Joshua Wood, managing editor over at Metal Rules, conducted an interview with me a few days ago. You can read it here:
There are a few people out there who get it. These individuals, able to see beneath appearance to the structure of reality far more than the average, understand not just what things are but how and why they are what they are. They do this not for the fame or money, since those come to people who weaken meaning in order to benefit appearance that rewards pleasant oblivion, but instead because understanding our world is a fundamental desire that advances us as a species. These are the people who get burned by the angry crowd for “witchcraft” for having discovered new ideas that threaten the order of society as it is, making people look foolish for relying on the old when a better way is available.
Dr. Martin Jacobsen is one of those who looks beneath the surface and discovers, like heavy metal, the difficult questions of reality that humans prefer to bury under waves of social control, pleasant illusion and comfortingly bourgeois products. In the truest spirit of both education and outsider music, he explores that areas where society has said non plus ultra (“go no further”) because they reveal fundamental contradictions in many of the assumptions upon which our civilization relies for its sense of well-being and that it is pointed in the right direction. Unsettling, dark, morbid, nihilistic, feral, atavistic, self-negating and amoral, these spaces confront us with what most of us view as the problem to which society is a solution, namely all that disturbs us about the conditions of life itself. Society offers us salvation from threats and deliverance from want, but also grants us on an existential level a sense of purpose that is more important than the conditions of life which make us doubt ourselves and our purpose. Society sells comfort on a mental level as well as a physical.
Thus it is a great honor to be presented with Doctor of Heavy Metal certification by Dr. Jacobsen, whom I consider one of the highest authorities in the field capable of doing so. As a recognized scholar of metal in this mode, I am able to continue my writing and journey of discovery into this rich genre of music which has rejected both The Establishment and the counter-culture in its pursuit of truth at a lower level than the social categories, feelings and desires with which most of us paper over the disturbing aspects of life. There is not much recognition for those of us who attempt to unearth the real beneath the surreal and yet profitable, but being recognized by others whose work we esteem in this field may be the best of all. Thank you, Dr. Jacobsen, and my wall will wear this with pride, as will my metal soul.
N.B. signature digitally removed for security reasons.
Version 2.0 of The Heavy Metal FAQ exists within grasp of your browser. This update and addition to the sprawling work that first began in the early 1990s when a group of die-hard metal fans began writing to each other on USENET, first published in full form in 1996, now contains information on the metal years after the turbulent 1990s.
Running over 100 pages of print in length, The Heavy Metal FAQ covers the origins, history, philosophy and artistic purpose of heavy metal and its many sub-genres including death metal, black metal, NWOBHM, thrash, grindcore, speed metal and proto-metal. Its new and more detailed chronicle of the rise and proliferation of heavy metal reveals the development of this genre and its many offshoots.

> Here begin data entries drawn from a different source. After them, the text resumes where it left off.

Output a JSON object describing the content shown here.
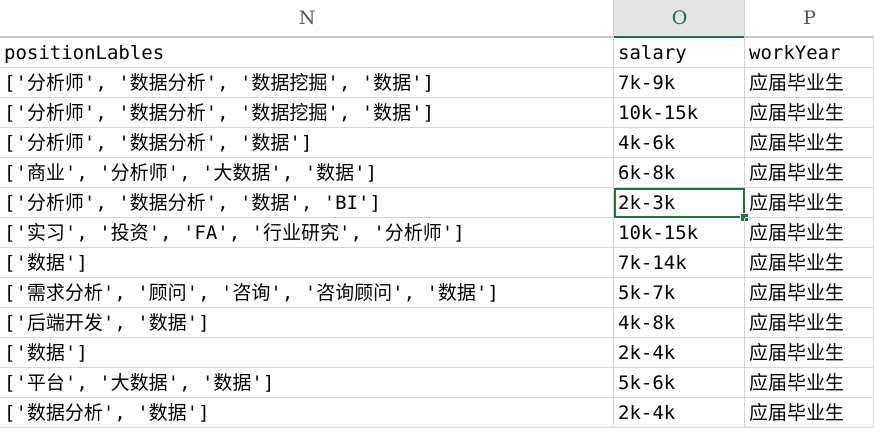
{
  "columns": [
    {
      "letter": "N",
      "selected": false
    },
    {
      "letter": "O",
      "selected": true
    },
    {
      "letter": "P",
      "selected": false
    }
  ],
  "rows": [
    {
      "n": "positionLables",
      "o": "salary",
      "p": "workYear"
    },
    {
      "n": "['分析师', '数据分析', '数据挖掘', '数据']",
      "o": "7k-9k",
      "p": "应届毕业生"
    },
    {
      "n": "['分析师', '数据分析', '数据挖掘', '数据']",
      "o": "10k-15k",
      "p": "应届毕业生"
    },
    {
      "n": "['分析师', '数据分析', '数据']",
      "o": "4k-6k",
      "p": "应届毕业生"
    },
    {
      "n": "['商业', '分析师', '大数据', '数据']",
      "o": "6k-8k",
      "p": "应届毕业生"
    },
    {
      "n": "['分析师', '数据分析', '数据', 'BI']",
      "o": "2k-3k",
      "p": "应届毕业生"
    },
    {
      "n": "['实习', '投资', 'FA', '行业研究', '分析师']",
      "o": "10k-15k",
      "p": "应届毕业生"
    },
    {
      "n": "['数据']",
      "o": "7k-14k",
      "p": "应届毕业生"
    },
    {
      "n": "['需求分析', '顾问', '咨询', '咨询顾问', '数据']",
      "o": "5k-7k",
      "p": "应届毕业生"
    },
    {
      "n": "['后端开发', '数据']",
      "o": "4k-8k",
      "p": "应届毕业生"
    },
    {
      "n": "['数据']",
      "o": "2k-4k",
      "p": "应届毕业生"
    },
    {
      "n": "['平台', '大数据', '数据']",
      "o": "5k-6k",
      "p": "应届毕业生"
    },
    {
      "n": "['数据分析', '数据']",
      "o": "2k-4k",
      "p": "应届毕业生"
    }
  ],
  "active_cell": {
    "row": 5,
    "col": "o"
  },
  "colors": {
    "accent": "#217346",
    "header_selected_bg": "#e3e3e3",
    "grid": "#d4d4d4"
  }
}
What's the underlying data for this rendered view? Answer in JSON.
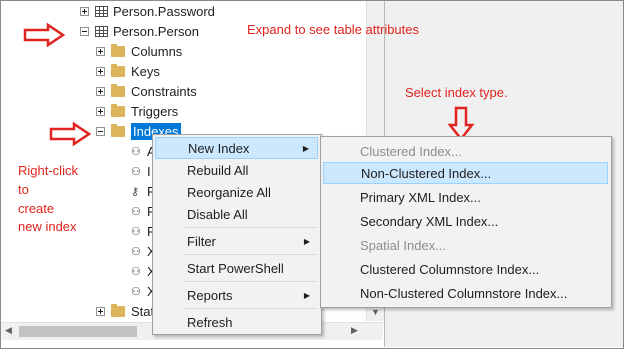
{
  "tree": {
    "items": [
      {
        "label": "Person.Password"
      },
      {
        "label": "Person.Person"
      },
      {
        "label": "Columns"
      },
      {
        "label": "Keys"
      },
      {
        "label": "Constraints"
      },
      {
        "label": "Triggers"
      },
      {
        "label": "Indexes"
      }
    ],
    "index_partials": [
      "A",
      "I",
      "P",
      "P",
      "P",
      "X",
      "X",
      "X"
    ],
    "statistics_partial": "Stat"
  },
  "annotations": {
    "expand": "Expand to see table attributes",
    "select_type": "Select index type.",
    "right_click": [
      "Right-click",
      "to",
      "create",
      "new index"
    ]
  },
  "context_menu": {
    "items": [
      {
        "label": "New Index",
        "has_submenu": true
      },
      {
        "label": "Rebuild All"
      },
      {
        "label": "Reorganize All"
      },
      {
        "label": "Disable All"
      },
      {
        "label": "Filter",
        "has_submenu": true
      },
      {
        "label": "Start PowerShell"
      },
      {
        "label": "Reports",
        "has_submenu": true
      },
      {
        "label": "Refresh"
      }
    ]
  },
  "submenu": {
    "items": [
      {
        "label": "Clustered Index...",
        "disabled": true
      },
      {
        "label": "Non-Clustered Index...",
        "highlighted": true
      },
      {
        "label": "Primary XML Index..."
      },
      {
        "label": "Secondary XML Index..."
      },
      {
        "label": "Spatial Index...",
        "disabled": true
      },
      {
        "label": "Clustered Columnstore Index..."
      },
      {
        "label": "Non-Clustered Columnstore Index..."
      }
    ]
  },
  "colors": {
    "annotation": "#e0241f",
    "selection": "#0078d7",
    "menu_highlight": "#cce8ff"
  },
  "icons": {
    "submenu_arrow": "triangle-right",
    "expand": "plus-box",
    "collapse": "minus-box",
    "index": "index-tree-icon",
    "key": "key-icon"
  }
}
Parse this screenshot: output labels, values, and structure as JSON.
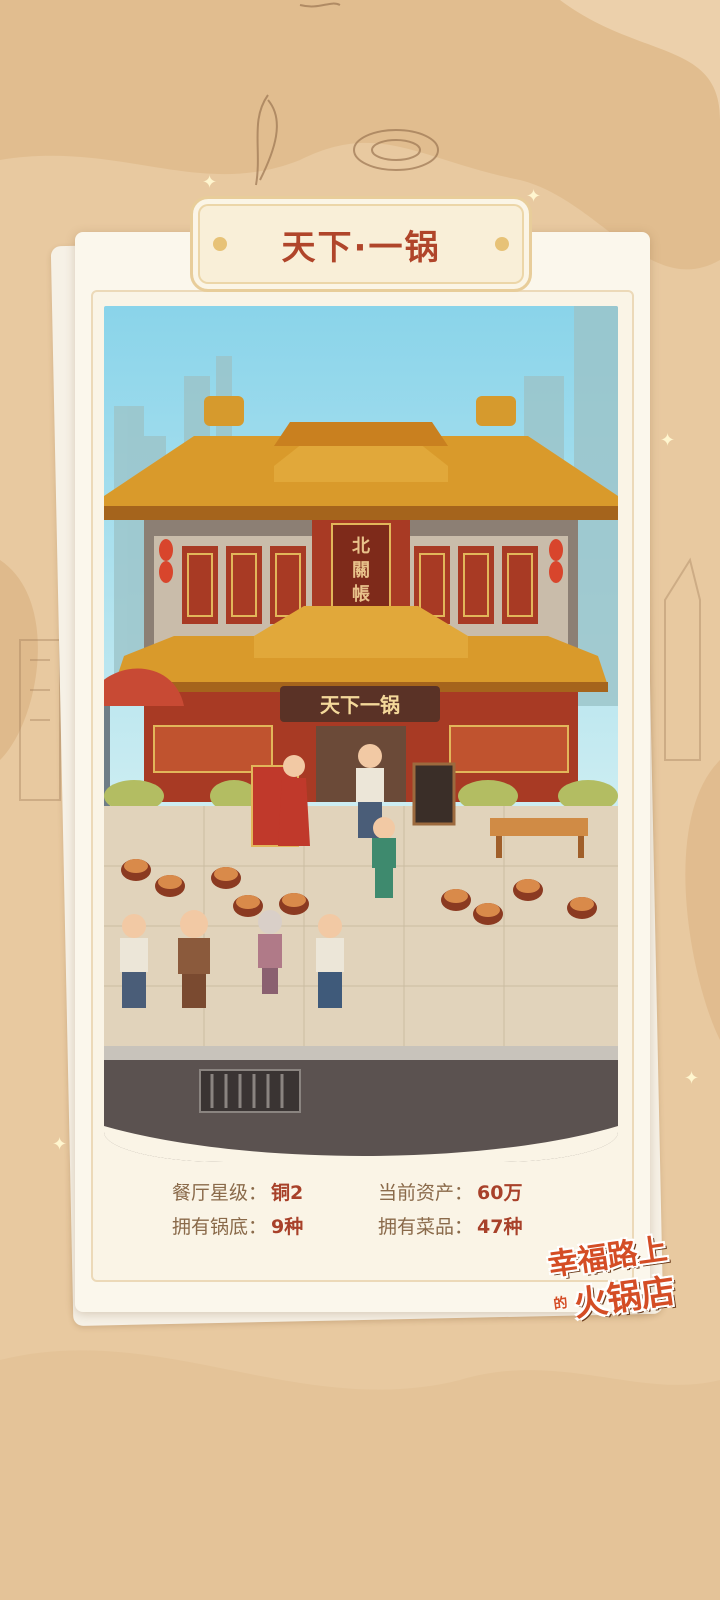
{
  "title": "天下·一锅",
  "shop_sign": "天下一锅",
  "upper_sign": "北關帳",
  "stats": [
    {
      "label": "餐厅星级：",
      "value": "铜2"
    },
    {
      "label": "当前资产：",
      "value": "60万"
    },
    {
      "label": "拥有锅底：",
      "value": "9种"
    },
    {
      "label": "拥有菜品：",
      "value": "47种"
    }
  ],
  "logo": {
    "line1": "幸福路上",
    "line_small": "的",
    "line2": "火锅店"
  },
  "colors": {
    "accent": "#b0452a",
    "background": "#e8c9a0",
    "roof": "#d99a2b",
    "wall": "#a83a24"
  }
}
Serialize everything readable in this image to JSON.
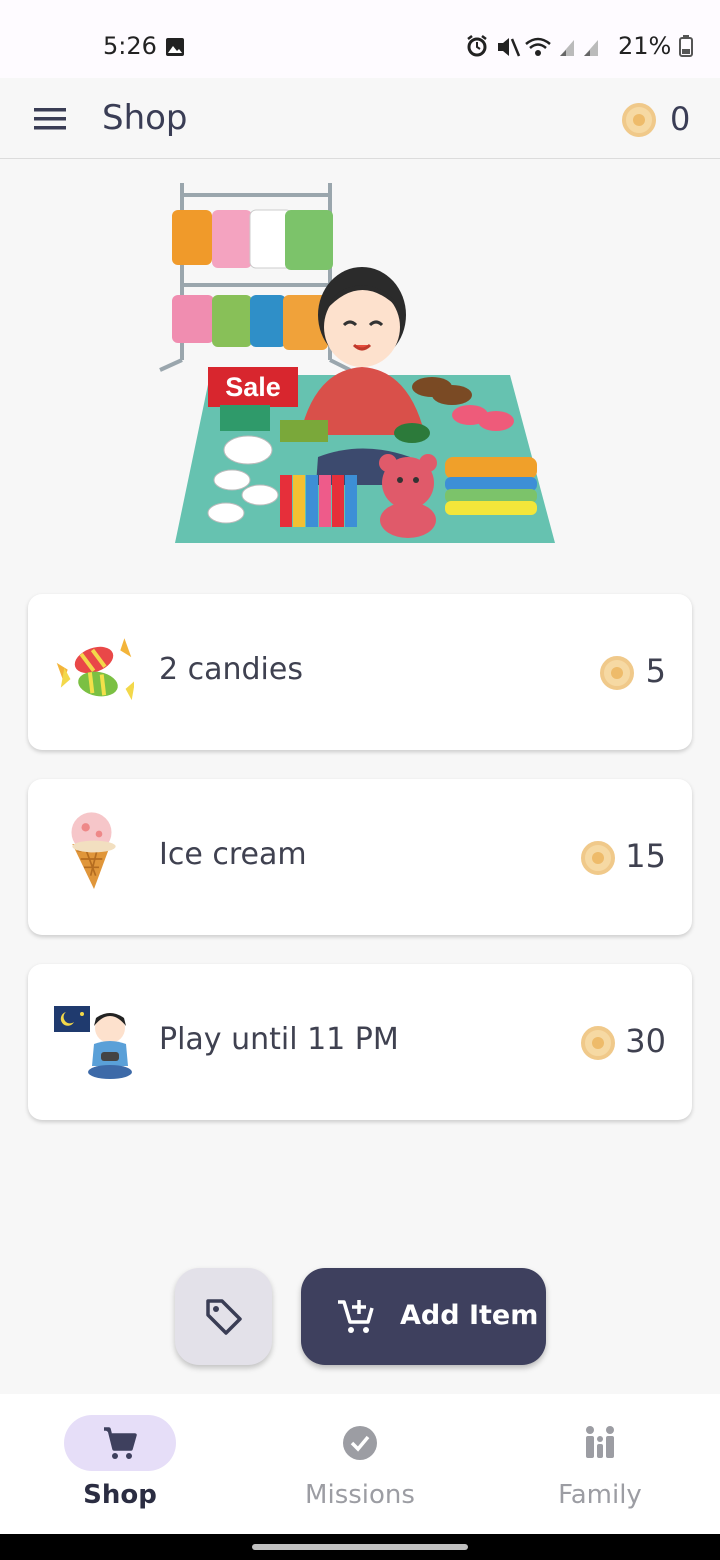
{
  "status_bar": {
    "time": "5:26",
    "battery": "21%",
    "icons": [
      "image-icon",
      "alarm-icon",
      "mute-icon",
      "wifi-icon",
      "signal-icon",
      "signal-icon",
      "battery-icon"
    ]
  },
  "app_bar": {
    "title": "Shop",
    "coin_balance": "0"
  },
  "items": [
    {
      "name": "2 candies",
      "price": "5",
      "icon": "candies-icon"
    },
    {
      "name": "Ice cream",
      "price": "15",
      "icon": "ice-cream-icon"
    },
    {
      "name": "Play until 11 PM",
      "price": "30",
      "icon": "gaming-icon"
    }
  ],
  "fab": {
    "add_label": "Add Item"
  },
  "hero": {
    "sign_text": "Sale"
  },
  "bottom_nav": {
    "items": [
      {
        "label": "Shop",
        "active": true
      },
      {
        "label": "Missions",
        "active": false
      },
      {
        "label": "Family",
        "active": false
      }
    ]
  },
  "colors": {
    "primary_dark": "#3e405e",
    "active_pill": "#e6def8",
    "coin": "#f0c98a"
  }
}
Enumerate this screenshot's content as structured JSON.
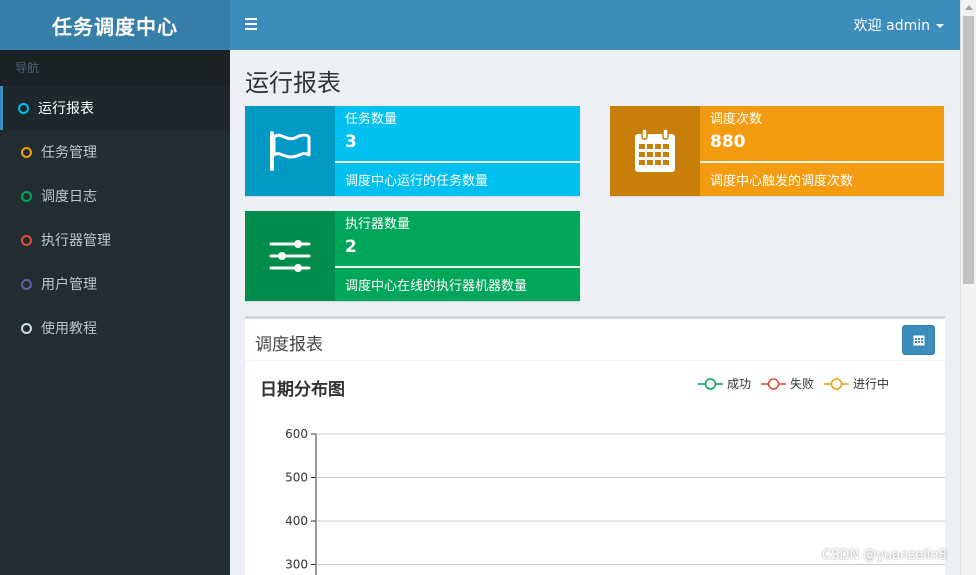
{
  "app": {
    "brand": "任务调度中心"
  },
  "topbar": {
    "user_label": "欢迎 admin"
  },
  "sidebar": {
    "header": "导航",
    "items": [
      {
        "label": "运行报表",
        "color": "#00c0ef",
        "active": true
      },
      {
        "label": "任务管理",
        "color": "#f39c12"
      },
      {
        "label": "调度日志",
        "color": "#00a65a"
      },
      {
        "label": "执行器管理",
        "color": "#dd4b39"
      },
      {
        "label": "用户管理",
        "color": "#605ca8"
      },
      {
        "label": "使用教程",
        "color": "#d2d6de"
      }
    ]
  },
  "page": {
    "title": "运行报表"
  },
  "stats": [
    {
      "label": "任务数量",
      "value": "3",
      "desc": "调度中心运行的任务数量",
      "icon": "flag-icon"
    },
    {
      "label": "调度次数",
      "value": "880",
      "desc": "调度中心触发的调度次数",
      "icon": "calendar-icon"
    },
    {
      "label": "执行器数量",
      "value": "2",
      "desc": "调度中心在线的执行器机器数量",
      "icon": "sliders-icon"
    }
  ],
  "report": {
    "title": "调度报表"
  },
  "chart_data": {
    "type": "line",
    "title": "日期分布图",
    "series": [
      {
        "name": "成功",
        "color": "#00a65a",
        "values": []
      },
      {
        "name": "失败",
        "color": "#dd4b39",
        "values": []
      },
      {
        "name": "进行中",
        "color": "#f39c12",
        "values": []
      }
    ],
    "yticks": [
      600,
      500,
      400,
      300
    ],
    "ylabel": "",
    "xlabel": ""
  },
  "watermark": "CSDN @yuanzelin8"
}
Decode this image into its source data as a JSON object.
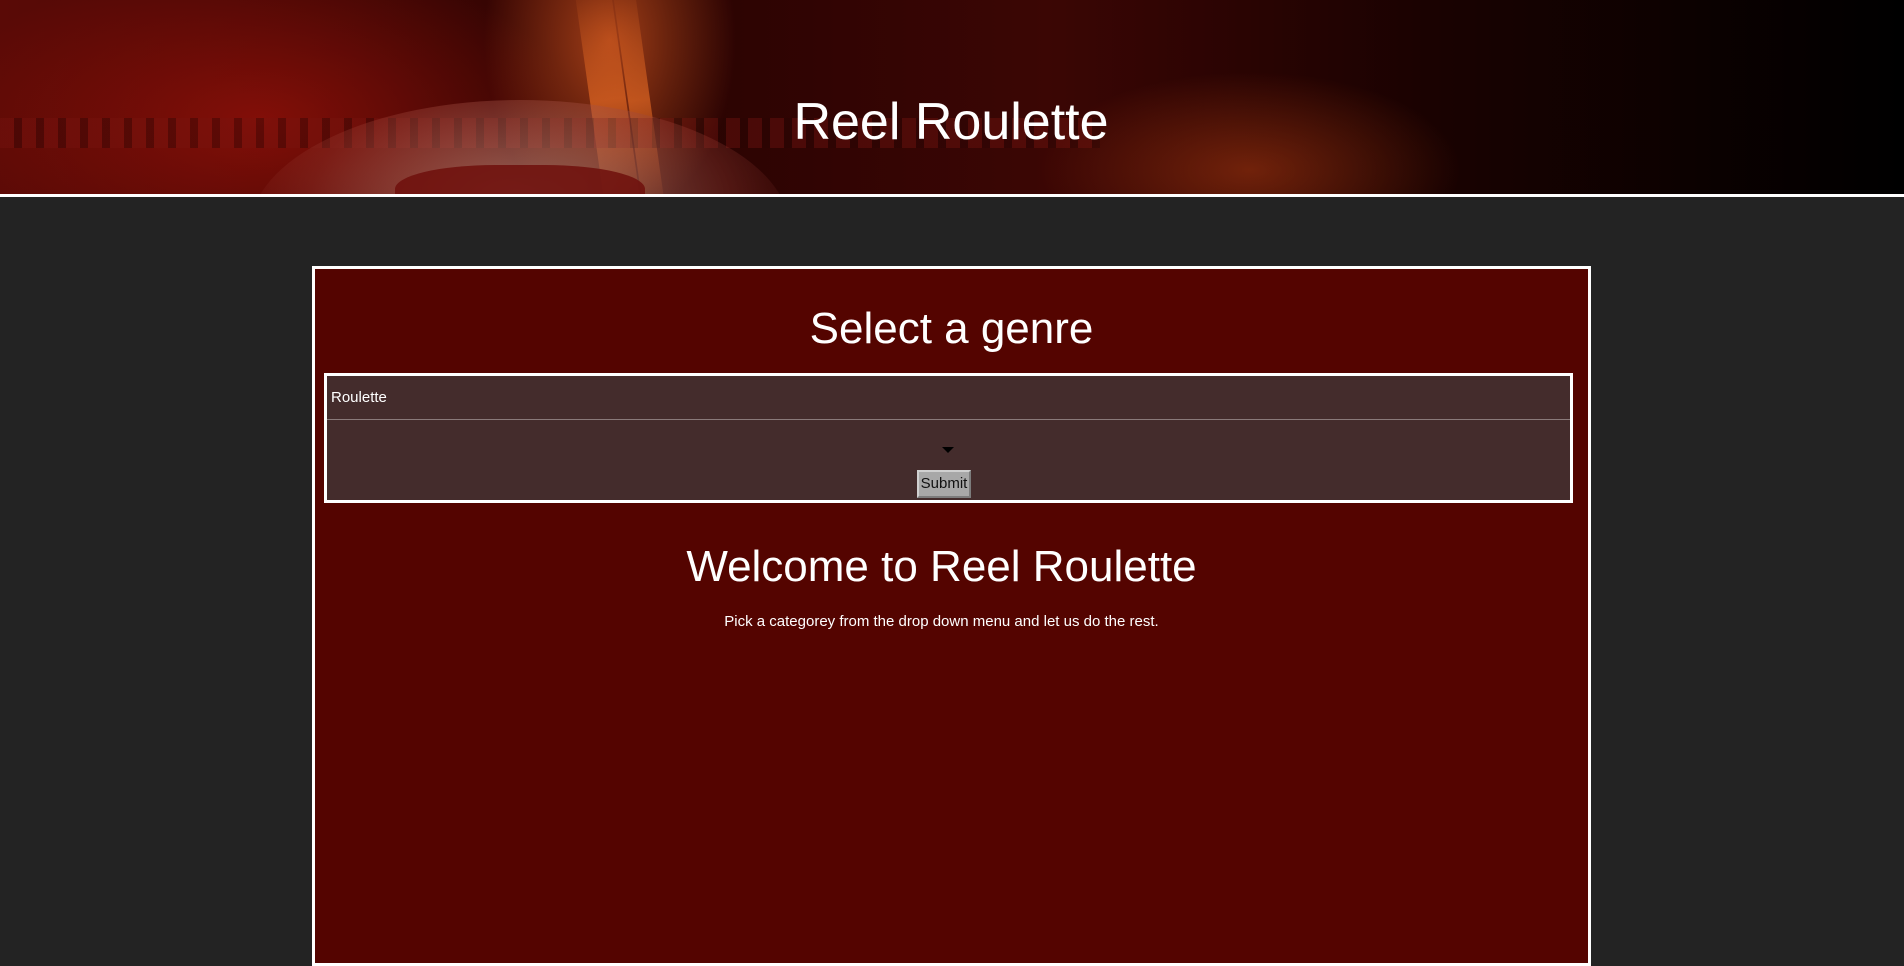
{
  "header": {
    "title": "Reel Roulette"
  },
  "genre_panel": {
    "heading": "Select a genre",
    "selected_option": "Roulette",
    "submit_label": "Submit"
  },
  "welcome": {
    "heading": "Welcome to Reel Roulette",
    "text": "Pick a categorey from the drop down menu and let us do the rest."
  },
  "colors": {
    "page_background": "#232323",
    "panel_background": "#540400",
    "form_background": "#442c2c",
    "border": "#ffffff"
  },
  "icons": {
    "dropdown": "chevron-down-icon"
  }
}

Written by a former death metal radio presenter and editor of this site, the document aims to address the common questions that readers and listeners have about heavy metal, and then to go one layer deeper so they can see the motivation behind these artists and the social and historical significance of heavy metal. Not for the faint of heart, much like metal itself, The Heavy Metal FAQ could be a gateway to a lifelong habit of heavy metal reading.
The Summer 2014 edition of 2600 magazine includes an article by Brett Stevens about the intersection between the heavy metal underground and the hacker underground.
“Crossover: Where Metal and Hacking Met and Mixed” concerns the early years of PC hacking when hackers used the BBS underground and other facilities, some borrowed, to communicate about the nascent underground metal scene. It includes interviews with the leading hackers of that era who listened to heavy metal, including Cult of the Dead Cow and Erik Bloodaxe.
The article follows up on an earlier article published at Perfect Sound Forever, a long-running music e-zine, entitled “Hacker Metal.” That article introduced the concept of hacking and how hackers used BBS culture to stay informed about heavy metal and work around low media coverage.
Although a small portion of the metal community, the crossover between hackers and metalheads provides a fertile ground for the outlook that seeks to defy pointless rules and pay attention to the mechanics of power instead. 2600, named for the signal that allowed hackers to dial out on a line to which they were connected, provides a nexus for the hacker community who may now discover its inner Hessian.
Adventurous metal site Metal Recusants published an interview with myself that hopefully will not bore any of you too much. Metal Recusants is one of the more interesting sites out there as you found out when you read our profile of Editor Dom and his team a few months back. Be sure to poke around for their commentary and reviews, interviews, and other forays into the world of extreme metal.